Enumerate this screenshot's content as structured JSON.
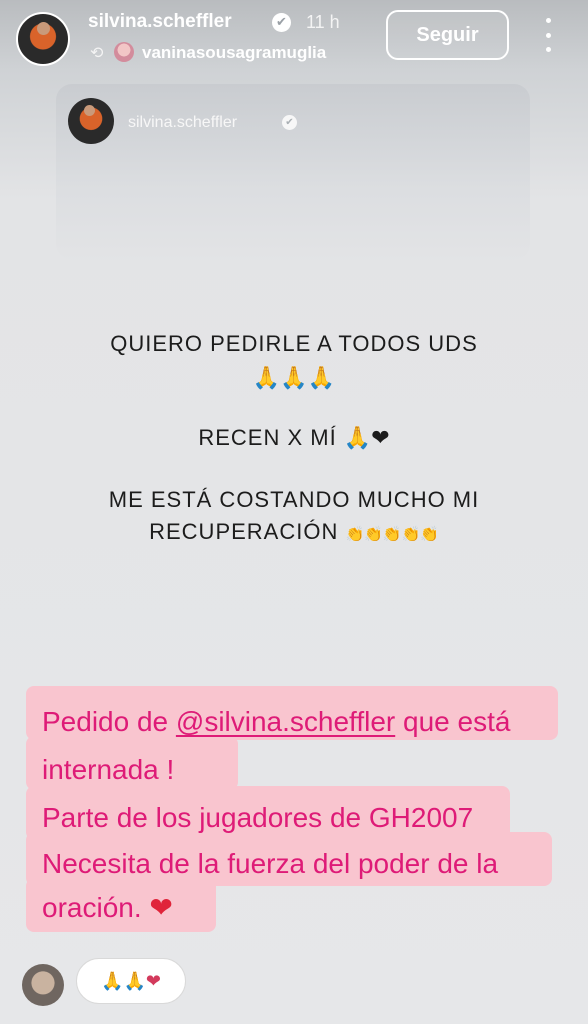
{
  "header": {
    "username": "silvina.scheffler",
    "time": "11 h",
    "reposted_by": "vaninasousagramuglia",
    "follow_label": "Seguir",
    "verified_glyph": "✔",
    "repost_glyph": "⟲"
  },
  "embedded_post": {
    "username": "silvina.scheffler",
    "verified_glyph": "✔"
  },
  "story_text": {
    "line1": "QUIERO PEDIRLE A TODOS UDS",
    "line1_emoji": "🙏🙏🙏",
    "line2": "RECEN X MÍ",
    "line2_emoji": "🙏❤",
    "line3": "ME ESTÁ COSTANDO MUCHO MI",
    "line4": "RECUPERACIÓN",
    "line4_emoji": "👏👏👏👏👏"
  },
  "caption": {
    "prefix": "Pedido de ",
    "mention": "@silvina.scheffler",
    "suffix": " que está",
    "line2": "internada !",
    "line3": "Parte de los jugadores de GH2007",
    "line4": "Necesita de la fuerza del poder de la",
    "line5": "oración.",
    "line5_emoji": "❤",
    "highlight_color": "#f9c5cf",
    "text_color": "#de1b77"
  },
  "reaction": {
    "text": "🙏🙏❤"
  },
  "icons": {
    "more": "more-options-icon",
    "repost": "repost-icon"
  }
}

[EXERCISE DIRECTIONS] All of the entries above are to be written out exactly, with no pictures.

[YOUR SOLUTION]
Enumerate this screenshot's content as structured JSON.
{
  "header": {
    "username": "silvina.scheffler",
    "time": "11 h",
    "reposted_by": "vaninasousagramuglia",
    "follow_label": "Seguir",
    "verified_glyph": "✔",
    "repost_glyph": "⟲"
  },
  "embedded_post": {
    "username": "silvina.scheffler",
    "verified_glyph": "✔"
  },
  "story_text": {
    "line1": "QUIERO PEDIRLE A TODOS UDS",
    "line1_emoji": "🙏🙏🙏",
    "line2": "RECEN X MÍ",
    "line2_emoji": "🙏❤",
    "line3": "ME ESTÁ COSTANDO MUCHO MI",
    "line4": "RECUPERACIÓN",
    "line4_emoji": "👏👏👏👏👏"
  },
  "caption": {
    "prefix": "Pedido de ",
    "mention": "@silvina.scheffler",
    "suffix": " que está",
    "line2": "internada !",
    "line3": "Parte de los jugadores de GH2007",
    "line4": "Necesita de la fuerza del poder de la",
    "line5": "oración.",
    "line5_emoji": "❤",
    "highlight_color": "#f9c5cf",
    "text_color": "#de1b77"
  },
  "reaction": {
    "text": "🙏🙏❤"
  },
  "icons": {
    "more": "more-options-icon",
    "repost": "repost-icon"
  }
}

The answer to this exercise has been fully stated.